[Problem statement] For each entry below, output it exactly as it stands.

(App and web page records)
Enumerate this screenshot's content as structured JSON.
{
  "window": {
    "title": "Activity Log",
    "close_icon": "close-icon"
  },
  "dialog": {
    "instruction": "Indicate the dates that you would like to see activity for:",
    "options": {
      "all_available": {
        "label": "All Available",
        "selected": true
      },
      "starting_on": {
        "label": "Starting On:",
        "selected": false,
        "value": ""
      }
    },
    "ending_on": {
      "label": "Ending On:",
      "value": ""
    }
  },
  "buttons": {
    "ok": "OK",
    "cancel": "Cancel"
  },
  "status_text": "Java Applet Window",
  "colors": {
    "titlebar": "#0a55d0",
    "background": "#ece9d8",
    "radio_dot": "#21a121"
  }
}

[Answer for the task]
Enumerate this screenshot's content as structured JSON.
{
  "window": {
    "title": "Activity Log",
    "close_icon": "close-icon"
  },
  "dialog": {
    "instruction": "Indicate the dates that you would like to see activity for:",
    "options": {
      "all_available": {
        "label": "All Available",
        "selected": true
      },
      "starting_on": {
        "label": "Starting On:",
        "selected": false,
        "value": ""
      }
    },
    "ending_on": {
      "label": "Ending On:",
      "value": ""
    }
  },
  "buttons": {
    "ok": "OK",
    "cancel": "Cancel"
  },
  "status_text": "Java Applet Window",
  "colors": {
    "titlebar": "#0a55d0",
    "background": "#ece9d8",
    "radio_dot": "#21a121"
  }
}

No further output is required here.